Tetmeyer: How to properly listen to podcasts


Courtesy of Will Francis via Unsplash

Columnist Grant Tetmeyer teaches us how to listen to podcasts. 

Grant Tetmeyer

This article has been long overdue. With podcasts becoming a major form of mass media, we need to have a talk about the different types, how to listen to them and what you need to remember when picking your next podcast.

What makes me an authority? Nothing. I’m just a guy who really enjoys podcasts and has helped to edit and produce podcasts at the Daily, but I feel I have enough experience to give some advice.

First off, all podcasts are, at their very core, a form of entertainment. From the Joe Rogan Experience, Hardcore History, the Pat McAfee Show, Nerd Poker to This American Life, it is all in the name of entertainment, and you have to keep that in mind while listening to them.

Even the name of a podcast is used as a way to grab your attention and entertain you enough to make you want to listen to it. I didn’t listen to Call Her Daddy because I wanted to learn about how to improve sex with my partner or learn about modern feminism and female empowerment. It’s because the title was funny, and I thought there would be a crap ton of dirty jokes. And I got all of that in spades that I wouldn’t have if it hadn’t been for the entertaining title.

Next, take everything with a grain of salt. A lot of the podcasts that I mentioned are long-form podcasts that feature interviews, and that is one of the most popular forms of podcasting, so it is important to have this in your head when listening to these types of podcasts. Anyone can claim to be an expert, and anyone’s claim can gain traction on a platform like this, so always follow up on major claims made by these people. I’m not saying don’t trust your favorite podcast host or media personality, but words can be construed, and things can be misremembered or misrepresented. So if there is something that you really question, just look it up. If you can eat McDonald’s while driving and talking to your mom, you can take two minutes to Google something.

Third, not everything is equal. I don’t just mean in the production value, but in creating a podcast itself. If you are interested in starting a fantasy podcast or a fiction podcast, you are going to need to think about a lot more than a freeform or conversation-based podcast. You have to think about sound effects, actors, ambient noise, music and any other sounds that would help set the mood, even if it’s just a Dungeons and Dragons podcast. If you want to make a news or murder mystery podcast, you have to do the research, have interviews and check your facts, as well as the production issues of scene-setting that fiction has. And not even all episodes are made the same. Anyone who has listened to a podcast for a while, you know what are some of your favorite episodes and what ones they don’t like.
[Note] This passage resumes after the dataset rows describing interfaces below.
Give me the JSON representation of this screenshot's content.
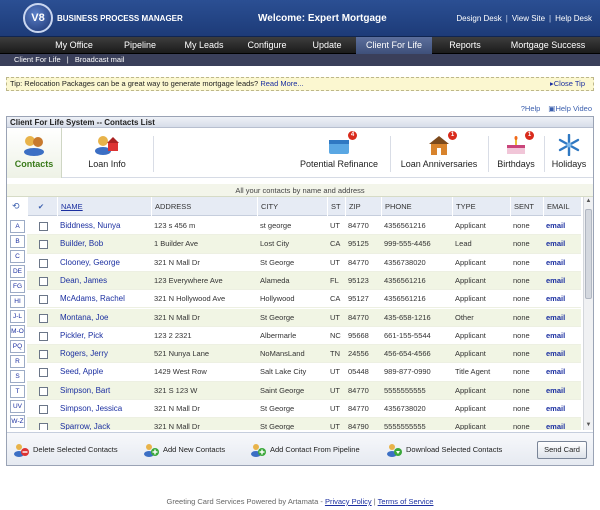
{
  "header": {
    "logo_text": "V8",
    "app_title": "BUSINESS PROCESS MANAGER",
    "welcome": "Welcome: Expert Mortgage",
    "links": [
      "Design Desk",
      "View Site",
      "Help Desk"
    ]
  },
  "main_nav": [
    {
      "label": "My Office",
      "active": false
    },
    {
      "label": "Pipeline",
      "active": false
    },
    {
      "label": "My Leads",
      "active": false
    },
    {
      "label": "Configure",
      "active": false
    },
    {
      "label": "Update",
      "active": false
    },
    {
      "label": "Client For Life",
      "active": true
    },
    {
      "label": "Reports",
      "active": false
    },
    {
      "label": "Mortgage Success",
      "active": false
    }
  ],
  "sub_nav": [
    "Client For Life",
    "|",
    "Broadcast mail"
  ],
  "tip": {
    "text": "Tip: Relocation Packages can be a great way to generate mortgage leads?",
    "link": "Read More...",
    "close": "Close Tip"
  },
  "help": {
    "help": "Help",
    "help_video": "Help Video"
  },
  "panel": {
    "title": "Client For Life System -- Contacts List",
    "subtitle": "All your contacts by name and address"
  },
  "iconbar": [
    {
      "label": "Contacts",
      "icon": "contacts-icon",
      "badge": "",
      "active": true
    },
    {
      "label": "Loan Info",
      "icon": "loan-info-icon",
      "badge": "",
      "active": false
    },
    {
      "label": "Potential Refinance",
      "icon": "refinance-icon",
      "badge": "4",
      "active": false
    },
    {
      "label": "Loan Anniversaries",
      "icon": "anniversary-icon",
      "badge": "1",
      "active": false
    },
    {
      "label": "Birthdays",
      "icon": "birthday-cake-icon",
      "badge": "1",
      "active": false
    },
    {
      "label": "Holidays",
      "icon": "snowflake-icon",
      "badge": "",
      "active": false
    }
  ],
  "alphabet": [
    "A",
    "B",
    "C",
    "DE",
    "FG",
    "HI",
    "J-L",
    "M-O",
    "PQ",
    "R",
    "S",
    "T",
    "UV",
    "W-Z"
  ],
  "columns": [
    "NAME",
    "ADDRESS",
    "CITY",
    "ST",
    "ZIP",
    "PHONE",
    "TYPE",
    "SENT",
    "EMAIL"
  ],
  "contacts": [
    {
      "name": "Biddness, Nunya",
      "address": "123 s 456 m",
      "city": "st george",
      "st": "UT",
      "zip": "84770",
      "phone": "4356561216",
      "type": "Applicant",
      "sent": "none",
      "email": "email"
    },
    {
      "name": "Builder, Bob",
      "address": "1 Builder Ave",
      "city": "Lost City",
      "st": "CA",
      "zip": "95125",
      "phone": "999-555-4456",
      "type": "Lead",
      "sent": "none",
      "email": "email"
    },
    {
      "name": "Clooney, George",
      "address": "321 N Mall Dr",
      "city": "St George",
      "st": "UT",
      "zip": "84770",
      "phone": "4356738020",
      "type": "Applicant",
      "sent": "none",
      "email": "email"
    },
    {
      "name": "Dean, James",
      "address": "123 Everywhere Ave",
      "city": "Alameda",
      "st": "FL",
      "zip": "95123",
      "phone": "4356561216",
      "type": "Applicant",
      "sent": "none",
      "email": "email"
    },
    {
      "name": "McAdams, Rachel",
      "address": "321 N Hollywood Ave",
      "city": "Hollywood",
      "st": "CA",
      "zip": "95127",
      "phone": "4356561216",
      "type": "Applicant",
      "sent": "none",
      "email": "email"
    },
    {
      "name": "Montana, Joe",
      "address": "321 N Mall Dr",
      "city": "St George",
      "st": "UT",
      "zip": "84770",
      "phone": "435-658-1216",
      "type": "Other",
      "sent": "none",
      "email": "email"
    },
    {
      "name": "Pickler, Pick",
      "address": "123 2 2321",
      "city": "Albermarle",
      "st": "NC",
      "zip": "95668",
      "phone": "661-155-5544",
      "type": "Applicant",
      "sent": "none",
      "email": "email"
    },
    {
      "name": "Rogers, Jerry",
      "address": "521 Nunya Lane",
      "city": "NoMansLand",
      "st": "TN",
      "zip": "24556",
      "phone": "456-654-4566",
      "type": "Applicant",
      "sent": "none",
      "email": "email"
    },
    {
      "name": "Seed, Apple",
      "address": "1429 West Row",
      "city": "Salt Lake City",
      "st": "UT",
      "zip": "05448",
      "phone": "989-877-0990",
      "type": "Title Agent",
      "sent": "none",
      "email": "email"
    },
    {
      "name": "Simpson, Bart",
      "address": "321 S 123 W",
      "city": "Saint George",
      "st": "UT",
      "zip": "84770",
      "phone": "5555555555",
      "type": "Applicant",
      "sent": "none",
      "email": "email"
    },
    {
      "name": "Simpson, Jessica",
      "address": "321 N Mall Dr",
      "city": "St George",
      "st": "UT",
      "zip": "84770",
      "phone": "4356738020",
      "type": "Applicant",
      "sent": "none",
      "email": "email"
    },
    {
      "name": "Sparrow, Jack",
      "address": "321 N Mall Dr",
      "city": "St George",
      "st": "UT",
      "zip": "84790",
      "phone": "5555555555",
      "type": "Applicant",
      "sent": "none",
      "email": "email"
    }
  ],
  "actions": {
    "delete": "Delete Selected Contacts",
    "add_new": "Add New Contacts",
    "add_pipeline": "Add Contact From Pipeline",
    "download": "Download Selected Contacts",
    "send_card": "Send Card"
  },
  "footer": {
    "text": "Greeting Card Services Powered by Artamata -",
    "privacy": "Privacy Policy",
    "sep": "|",
    "terms": "Terms of Service"
  }
}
Finally, small doesn’t mean bad. Yes, we all like to watch big-budget movies and TV shows, watch complicated TikTok videos and listen to majorly produced podcasts, but don’t shy away from the smaller podcasts. I say this as a podcaster as well as a podcast fan; small podcasts can be just as fun and engaging as the big names. Plus, if you go small enough, you can avoid ads or at least an ungodly amount of them that you might get with the bigger names that thrive off of their ad revenue. This isn’t a campaign against big names either. It’s simply advising you to broaden your podcast horizons.
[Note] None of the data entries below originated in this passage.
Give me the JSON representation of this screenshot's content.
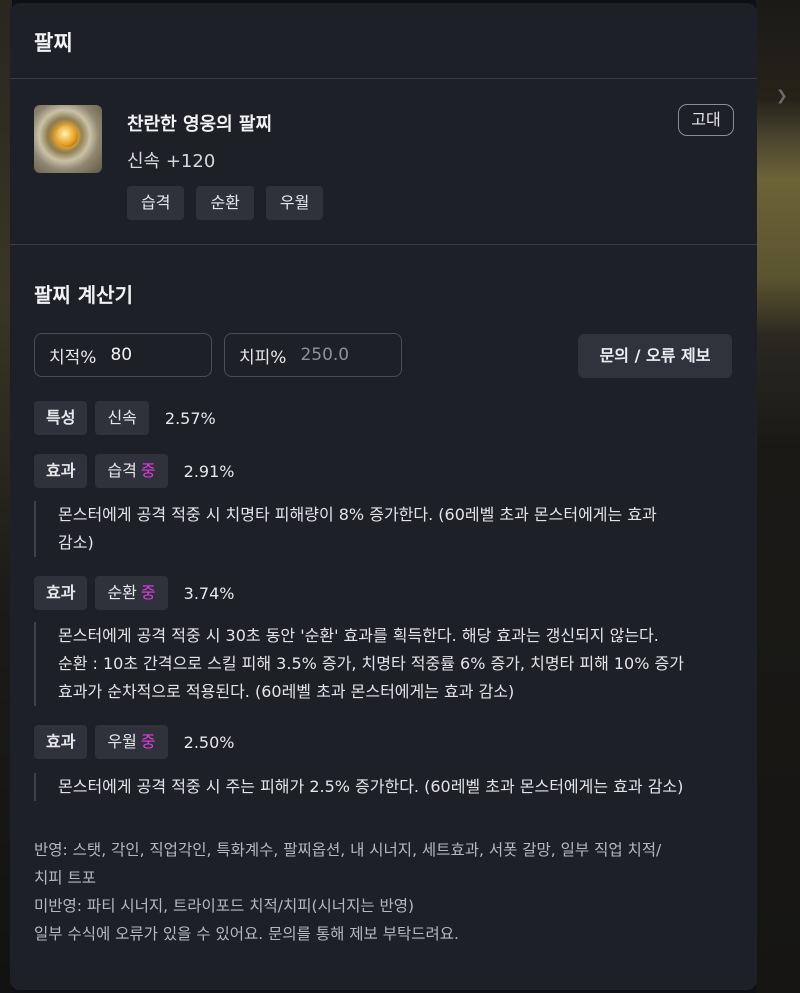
{
  "panel": {
    "title": "팔찌"
  },
  "item": {
    "icon": "bracelet-icon",
    "name": "찬란한 영웅의 팔찌",
    "stat": "신속 +120",
    "grade": "고대",
    "tags": [
      "습격",
      "순환",
      "우월"
    ]
  },
  "calculator": {
    "title": "팔찌 계산기",
    "crit_label": "치적%",
    "crit_value": "80",
    "critdmg_label": "치피%",
    "critdmg_placeholder": "250.0",
    "report_button": "문의 / 오류 제보"
  },
  "trait": {
    "type": "특성",
    "name": "신속",
    "value": "2.57%"
  },
  "effects": [
    {
      "type": "효과",
      "name": "습격",
      "tier": "중",
      "value": "2.91%",
      "lines": [
        "몬스터에게 공격 적중 시 치명타 피해량이 8% 증가한다. (60레벨 초과 몬스터에게는 효과",
        "감소)"
      ]
    },
    {
      "type": "효과",
      "name": "순환",
      "tier": "중",
      "value": "3.74%",
      "lines": [
        "몬스터에게 공격 적중 시 30초 동안 '순환' 효과를 획득한다. 해당 효과는 갱신되지 않는다.",
        "순환 : 10초 간격으로 스킬 피해 3.5% 증가, 치명타 적중률 6% 증가, 치명타 피해 10% 증가",
        "효과가 순차적으로 적용된다. (60레벨 초과 몬스터에게는 효과 감소)"
      ]
    },
    {
      "type": "효과",
      "name": "우월",
      "tier": "중",
      "value": "2.50%",
      "lines": [
        "몬스터에게 공격 적중 시 주는 피해가 2.5% 증가한다. (60레벨 초과 몬스터에게는 효과 감소)"
      ]
    }
  ],
  "footer": {
    "lines": [
      "반영: 스탯, 각인, 직업각인, 특화계수, 팔찌옵션, 내 시너지, 세트효과, 서폿 갈망, 일부 직업 치적/",
      "치피 트포",
      "미반영: 파티 시너지, 트라이포드 치적/치피(시너지는 반영)",
      "일부 수식에 오류가 있을 수 있어요. 문의를 통해 제보 부탁드려요."
    ]
  },
  "colors": {
    "tier_mid": "#e23be6",
    "panel_bg": "#1e2027"
  }
}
Podcasts are one of the best mediums because really anyone can do it with very minimal setup if you want to, but with that comes a lot of crazy stuff thrown out into the void of the internet. Trust me; I did a podcast where we talked and joked about history stuff. So it’s important that everyone is mindful when picking and listening to your next podcast because it’s easy to get lost in the words of some stranger on the internet. We do it in movie theaters all the time.